Ama or Aama - undigested food waste, toxins.
Ojas- the foundation of our immune system and longevity.
Dhatus - the tissues of the body.
Srotas - the channels of the body.
Vata - the air/ether
intelligence in the body.
Pitta- the fire/water
intelligence in the body.
Kapha- the water/earth intelligence in the body.
Sattva- the quality of purity, intelligence, peace and love.
Rajas- the quality of
turbulence and activity.
Tamas- the quality of
dullness, darkness and inertia.
Rasa - the taste of a food (Sweet, Sour, Salty, Pungent, Bitter, Astringent)
Virya - second level of digestion (either Heating or Cooling)
Vipaka - third level of digestion, the deep taste of a food (can be Sweet, Sour or Pungent)
Prabhav - the 'special effect' of a food or herb/spice
Rasa - also the name for plasma tissue
Rakta - blood tissue
Mamsa - muscle tissue
Meda - fat tissue
Asthi - bone tissue

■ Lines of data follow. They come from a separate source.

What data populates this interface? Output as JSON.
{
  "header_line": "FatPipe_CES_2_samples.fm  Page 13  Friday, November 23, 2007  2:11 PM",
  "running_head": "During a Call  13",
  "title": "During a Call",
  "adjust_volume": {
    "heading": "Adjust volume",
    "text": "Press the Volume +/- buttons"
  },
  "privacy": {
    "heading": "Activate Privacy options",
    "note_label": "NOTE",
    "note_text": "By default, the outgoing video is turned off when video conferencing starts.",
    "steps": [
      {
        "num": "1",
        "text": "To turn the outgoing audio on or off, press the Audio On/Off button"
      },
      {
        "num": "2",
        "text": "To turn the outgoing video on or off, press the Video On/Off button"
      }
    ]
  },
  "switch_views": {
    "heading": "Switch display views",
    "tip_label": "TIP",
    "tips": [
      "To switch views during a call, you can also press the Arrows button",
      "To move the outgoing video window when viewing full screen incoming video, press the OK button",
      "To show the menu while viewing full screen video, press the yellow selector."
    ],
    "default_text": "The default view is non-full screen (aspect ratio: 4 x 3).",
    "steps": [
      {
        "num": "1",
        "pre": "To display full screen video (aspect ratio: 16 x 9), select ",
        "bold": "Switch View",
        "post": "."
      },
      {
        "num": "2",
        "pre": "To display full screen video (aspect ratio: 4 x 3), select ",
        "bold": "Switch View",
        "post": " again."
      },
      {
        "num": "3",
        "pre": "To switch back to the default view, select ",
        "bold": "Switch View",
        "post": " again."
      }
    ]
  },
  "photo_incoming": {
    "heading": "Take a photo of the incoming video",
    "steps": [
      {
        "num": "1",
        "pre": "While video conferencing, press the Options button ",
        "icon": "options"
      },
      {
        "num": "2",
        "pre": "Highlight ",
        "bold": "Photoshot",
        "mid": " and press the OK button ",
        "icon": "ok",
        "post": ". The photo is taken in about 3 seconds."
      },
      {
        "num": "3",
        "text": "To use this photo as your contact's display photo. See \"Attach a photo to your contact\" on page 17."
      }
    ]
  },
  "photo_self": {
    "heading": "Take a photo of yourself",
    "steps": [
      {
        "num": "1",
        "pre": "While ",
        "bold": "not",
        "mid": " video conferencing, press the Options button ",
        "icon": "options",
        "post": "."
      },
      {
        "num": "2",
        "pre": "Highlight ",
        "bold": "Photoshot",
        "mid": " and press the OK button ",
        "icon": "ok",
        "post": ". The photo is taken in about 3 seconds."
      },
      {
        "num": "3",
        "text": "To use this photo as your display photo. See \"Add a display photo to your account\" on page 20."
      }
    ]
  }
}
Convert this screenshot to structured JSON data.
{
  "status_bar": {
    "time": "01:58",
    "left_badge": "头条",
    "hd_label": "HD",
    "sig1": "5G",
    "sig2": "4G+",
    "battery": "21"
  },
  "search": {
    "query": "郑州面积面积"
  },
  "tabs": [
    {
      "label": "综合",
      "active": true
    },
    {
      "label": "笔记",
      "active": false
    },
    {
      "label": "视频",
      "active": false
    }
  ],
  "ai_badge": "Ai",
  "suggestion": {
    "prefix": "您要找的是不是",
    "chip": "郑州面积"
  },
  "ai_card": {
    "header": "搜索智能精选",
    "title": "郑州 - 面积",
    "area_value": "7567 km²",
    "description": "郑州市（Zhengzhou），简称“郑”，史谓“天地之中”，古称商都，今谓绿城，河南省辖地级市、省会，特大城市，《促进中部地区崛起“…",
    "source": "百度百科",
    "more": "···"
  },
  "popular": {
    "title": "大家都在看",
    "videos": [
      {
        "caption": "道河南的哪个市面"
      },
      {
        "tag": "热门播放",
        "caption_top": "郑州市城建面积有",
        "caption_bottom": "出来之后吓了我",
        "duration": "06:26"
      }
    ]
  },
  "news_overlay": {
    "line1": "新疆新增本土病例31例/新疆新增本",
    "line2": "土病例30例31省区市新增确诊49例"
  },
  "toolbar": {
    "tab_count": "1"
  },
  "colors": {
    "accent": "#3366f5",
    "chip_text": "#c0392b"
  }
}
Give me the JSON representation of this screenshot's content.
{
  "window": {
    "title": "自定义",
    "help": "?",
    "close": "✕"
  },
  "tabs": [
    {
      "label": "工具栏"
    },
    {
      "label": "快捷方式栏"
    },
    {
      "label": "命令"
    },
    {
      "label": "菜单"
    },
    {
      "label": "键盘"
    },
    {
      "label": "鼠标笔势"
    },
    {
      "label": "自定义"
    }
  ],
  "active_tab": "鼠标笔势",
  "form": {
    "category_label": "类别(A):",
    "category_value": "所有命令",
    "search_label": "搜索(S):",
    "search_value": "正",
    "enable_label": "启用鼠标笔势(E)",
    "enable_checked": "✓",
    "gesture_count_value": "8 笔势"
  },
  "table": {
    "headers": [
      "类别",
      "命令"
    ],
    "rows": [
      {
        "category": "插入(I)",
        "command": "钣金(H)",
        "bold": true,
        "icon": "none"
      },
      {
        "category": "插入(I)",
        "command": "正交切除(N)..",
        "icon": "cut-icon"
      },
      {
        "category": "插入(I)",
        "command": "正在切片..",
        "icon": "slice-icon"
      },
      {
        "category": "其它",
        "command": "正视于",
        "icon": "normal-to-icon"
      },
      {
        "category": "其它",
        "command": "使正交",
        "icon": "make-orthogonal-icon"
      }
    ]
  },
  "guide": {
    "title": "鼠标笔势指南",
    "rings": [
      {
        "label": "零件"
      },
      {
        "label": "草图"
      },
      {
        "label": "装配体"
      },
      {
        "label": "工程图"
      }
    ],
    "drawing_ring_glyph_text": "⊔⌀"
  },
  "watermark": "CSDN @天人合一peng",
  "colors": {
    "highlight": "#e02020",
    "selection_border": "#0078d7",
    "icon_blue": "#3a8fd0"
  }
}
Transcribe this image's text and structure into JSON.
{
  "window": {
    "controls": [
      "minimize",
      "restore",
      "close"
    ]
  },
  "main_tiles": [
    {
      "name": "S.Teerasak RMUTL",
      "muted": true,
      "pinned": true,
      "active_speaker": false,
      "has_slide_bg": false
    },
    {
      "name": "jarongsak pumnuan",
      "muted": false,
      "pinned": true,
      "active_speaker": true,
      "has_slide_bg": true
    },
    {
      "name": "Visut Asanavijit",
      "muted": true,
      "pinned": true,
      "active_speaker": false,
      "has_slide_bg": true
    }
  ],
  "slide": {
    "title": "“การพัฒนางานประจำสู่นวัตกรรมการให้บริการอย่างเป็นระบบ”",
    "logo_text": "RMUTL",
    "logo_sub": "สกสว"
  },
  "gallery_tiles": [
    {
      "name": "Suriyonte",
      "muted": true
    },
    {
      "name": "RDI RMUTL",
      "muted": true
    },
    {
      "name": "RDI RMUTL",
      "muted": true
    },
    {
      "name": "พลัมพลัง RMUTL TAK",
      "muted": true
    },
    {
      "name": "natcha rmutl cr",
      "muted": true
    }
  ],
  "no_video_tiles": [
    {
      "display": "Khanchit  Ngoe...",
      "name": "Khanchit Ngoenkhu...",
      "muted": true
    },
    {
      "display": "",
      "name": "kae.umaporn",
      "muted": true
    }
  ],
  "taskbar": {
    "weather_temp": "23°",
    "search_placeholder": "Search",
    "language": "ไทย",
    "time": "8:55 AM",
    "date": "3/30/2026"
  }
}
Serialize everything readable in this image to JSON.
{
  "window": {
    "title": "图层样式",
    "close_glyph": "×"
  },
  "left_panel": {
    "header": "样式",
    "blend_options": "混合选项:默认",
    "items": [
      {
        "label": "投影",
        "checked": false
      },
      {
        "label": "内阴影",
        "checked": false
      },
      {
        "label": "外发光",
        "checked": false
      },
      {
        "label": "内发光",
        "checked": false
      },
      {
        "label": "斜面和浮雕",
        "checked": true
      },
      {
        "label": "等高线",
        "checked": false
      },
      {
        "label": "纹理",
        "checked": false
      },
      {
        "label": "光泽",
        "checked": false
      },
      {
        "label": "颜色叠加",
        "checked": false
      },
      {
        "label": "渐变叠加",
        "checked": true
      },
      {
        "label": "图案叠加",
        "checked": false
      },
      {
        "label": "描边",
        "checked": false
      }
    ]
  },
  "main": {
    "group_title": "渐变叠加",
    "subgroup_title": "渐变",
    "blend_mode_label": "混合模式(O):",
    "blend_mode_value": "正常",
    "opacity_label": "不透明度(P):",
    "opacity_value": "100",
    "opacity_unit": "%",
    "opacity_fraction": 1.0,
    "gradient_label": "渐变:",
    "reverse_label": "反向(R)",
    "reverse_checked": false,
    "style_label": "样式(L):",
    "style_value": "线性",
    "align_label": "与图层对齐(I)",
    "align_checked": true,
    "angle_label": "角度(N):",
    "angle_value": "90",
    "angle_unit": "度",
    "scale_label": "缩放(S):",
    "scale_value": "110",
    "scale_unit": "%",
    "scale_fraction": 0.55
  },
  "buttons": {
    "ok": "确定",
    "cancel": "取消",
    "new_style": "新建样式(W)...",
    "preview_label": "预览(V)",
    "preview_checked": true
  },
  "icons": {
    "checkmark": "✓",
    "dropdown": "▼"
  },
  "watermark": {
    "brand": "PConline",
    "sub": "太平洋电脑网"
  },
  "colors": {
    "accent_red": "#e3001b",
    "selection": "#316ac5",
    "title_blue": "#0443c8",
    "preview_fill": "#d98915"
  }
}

Majja - nerve & bone marrow tissue
Shukra - sexual reproductive tissue